What is wave?

  • (noun): The act of signaling by a movement of the hand.
    Synonyms: waving, wafture
    See also — Additional definitions below

Wave

In physics a wave is a disturbance or oscillation that travels through spacetime, accompanied by a transfer of energy. Wave motion transfers energy from one point to another, often with no permanent displacement of the particles of the medium—that is, with little or no associated mass transport. They consist, instead, of oscillations or vibrations around almost fixed locations. Waves are described by a wave equation which sets out how the disturbance proceeds over time. The mathematical form of this equation varies depending on the type of wave.

Read more about Wave.

Some articles on wave:

Kelvin Wave
... A Kelvin wave is a wave in the ocean or atmosphere that balances the Earth's Coriolis force against a topographic boundary such as a coastline, or a waveguide such as the equator ... A feature of a Kelvin wave is that it is non-dispersive, i.e ... the phase speed of the wave crests is equal to the group speed of the wave energy for all frequencies ...
Birefringence - Theory
... Consider a plane wave propagating in an anisotropic medium, with a relative permittivity tensor ε, where the refractive index n, is defined by (assum ... If the wave has an electric vector of the form (2) where r is the position vector and t is time, then the wave vector k and the angular frequency ω must satisfy Maxwell's equations in ... Therefore, for each direction of the wave normal, two wavevectors k are allowed ...
Dark Wave - History - Wave-atypical Influences
... bands mixed elements of dark wave and ethereal wave with later developments in electronic music ...
Dark Wave
... Dark Wave or darkwave is a music genre that began in the late 1970s, coinciding with the popularity of New Wave and post-punk ... Building on those basic principles, dark wave added dark, introspective lyrics and an undertone of sorrow for some bands. 1980s, a subculture developed alongside dark wave music, whose members were called "wavers" or "dark wavers" ...
Wave - WKB Method
... Such nonuniform traveling waves are common in many physical problems, including the mechanics of the cochlea and waves on hanging ropes ...
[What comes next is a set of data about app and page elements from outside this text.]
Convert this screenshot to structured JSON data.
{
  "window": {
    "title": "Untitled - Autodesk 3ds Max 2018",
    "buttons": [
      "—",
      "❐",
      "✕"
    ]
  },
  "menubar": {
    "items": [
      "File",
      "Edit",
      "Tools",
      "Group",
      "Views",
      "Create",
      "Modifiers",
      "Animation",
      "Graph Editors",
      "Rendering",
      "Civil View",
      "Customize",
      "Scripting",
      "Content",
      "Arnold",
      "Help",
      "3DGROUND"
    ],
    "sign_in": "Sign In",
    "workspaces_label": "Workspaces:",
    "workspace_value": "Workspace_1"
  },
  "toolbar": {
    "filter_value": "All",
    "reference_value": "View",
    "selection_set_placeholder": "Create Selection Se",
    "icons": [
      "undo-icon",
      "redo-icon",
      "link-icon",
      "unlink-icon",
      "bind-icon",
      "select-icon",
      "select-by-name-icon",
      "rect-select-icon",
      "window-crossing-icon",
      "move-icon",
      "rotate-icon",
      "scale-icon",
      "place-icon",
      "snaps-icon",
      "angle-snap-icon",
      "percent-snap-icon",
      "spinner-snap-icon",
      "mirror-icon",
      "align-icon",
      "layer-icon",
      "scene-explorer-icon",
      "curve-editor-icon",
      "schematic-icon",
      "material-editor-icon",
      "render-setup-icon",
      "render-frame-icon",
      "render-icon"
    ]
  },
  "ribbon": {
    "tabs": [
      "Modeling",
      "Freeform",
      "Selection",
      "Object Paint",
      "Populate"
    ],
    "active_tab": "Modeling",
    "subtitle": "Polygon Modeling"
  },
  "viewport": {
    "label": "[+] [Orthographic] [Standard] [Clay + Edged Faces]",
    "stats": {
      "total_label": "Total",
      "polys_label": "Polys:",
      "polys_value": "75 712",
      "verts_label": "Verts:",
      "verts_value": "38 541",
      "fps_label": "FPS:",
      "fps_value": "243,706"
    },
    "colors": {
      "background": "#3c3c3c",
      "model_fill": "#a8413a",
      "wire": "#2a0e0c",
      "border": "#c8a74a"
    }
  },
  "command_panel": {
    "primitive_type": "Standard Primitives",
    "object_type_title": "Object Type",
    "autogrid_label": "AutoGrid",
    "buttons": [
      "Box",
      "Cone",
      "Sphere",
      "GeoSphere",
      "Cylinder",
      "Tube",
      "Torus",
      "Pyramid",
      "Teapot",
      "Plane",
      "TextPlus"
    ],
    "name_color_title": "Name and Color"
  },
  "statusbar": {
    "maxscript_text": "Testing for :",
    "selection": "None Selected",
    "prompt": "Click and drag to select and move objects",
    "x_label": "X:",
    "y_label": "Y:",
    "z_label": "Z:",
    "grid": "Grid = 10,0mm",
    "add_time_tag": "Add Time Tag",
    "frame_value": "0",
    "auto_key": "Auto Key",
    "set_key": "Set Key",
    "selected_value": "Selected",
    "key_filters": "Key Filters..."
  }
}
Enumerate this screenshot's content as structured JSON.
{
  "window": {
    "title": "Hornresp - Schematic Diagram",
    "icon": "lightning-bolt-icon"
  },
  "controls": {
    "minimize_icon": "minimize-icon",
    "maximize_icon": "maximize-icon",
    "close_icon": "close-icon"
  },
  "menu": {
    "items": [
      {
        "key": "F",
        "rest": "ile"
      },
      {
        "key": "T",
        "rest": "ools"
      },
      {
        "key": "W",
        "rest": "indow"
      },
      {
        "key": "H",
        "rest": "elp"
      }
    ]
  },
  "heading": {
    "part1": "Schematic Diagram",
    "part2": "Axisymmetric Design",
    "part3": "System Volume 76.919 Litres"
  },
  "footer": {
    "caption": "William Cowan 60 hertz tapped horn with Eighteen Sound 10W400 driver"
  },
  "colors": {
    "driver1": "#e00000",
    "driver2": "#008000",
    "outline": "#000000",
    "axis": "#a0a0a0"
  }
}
More definitions of "wave":

  • (noun): A member of the women's reserve of the United States Navy; originally organized during World War II but now no longer a separate branch.
  • (noun): An undulating curve.
    Synonyms: undulation
  • (noun): Something that rises rapidly.
    Example: "A wave of emotion swept over him"; "there was a sudden wave of buying before the market closed"; "a wave of conservatism in the country led by the hard right"
  • (noun): A persistent and widespread unusual weather condition (especially of unusual temperatures).
  • (noun): A movement like that of an ocean wave.
    Example: "A wave of settlers"; "troops advancing in waves"
  • (verb): Set waves in.
    Example: "She asked the hairdresser to wave her hair"
  • (verb): Signal with the hands or nod.
    Synonyms: beckon
  • (noun): One of a series of ridges that moves across the surface of a liquid (especially across a large body of water).
    Synonyms: moving ridge
  • (verb): Twist or roll into coils or ringlets.
    Synonyms: curl
  • (noun): (physics) a movement up and down or back and forth.
    Synonyms: undulation
  • (noun): A hairdo that creates undulations in the hair.
  • (verb): Move in a wavy pattern or with a rising and falling motion.
    Synonyms: roll, undulate, flap

Famous quotes containing the word wave:

    I don’t know a great deal about life in Washington for women—I spent a summer there once working in the White House, and my main memories of the experience have to do with a very bad permanent wave I have always been convinced kept me from having a meaningful relationship with President Kennedy ...
    Nora Ephron (b. 1941)

    The wave of evil washes all our institutions alike.
    Ralph Waldo Emerson (1803–1882)

    The history of any nation follows an undulatory course. In the trough of the wave we find more or less complete anarchy; but the crest is not more or less complete Utopia, but only, at best, a tolerably humane, partially free and fairly just society that invariably carries within itself the seeds of its own decadence.
    Aldous Huxley (1894–1963)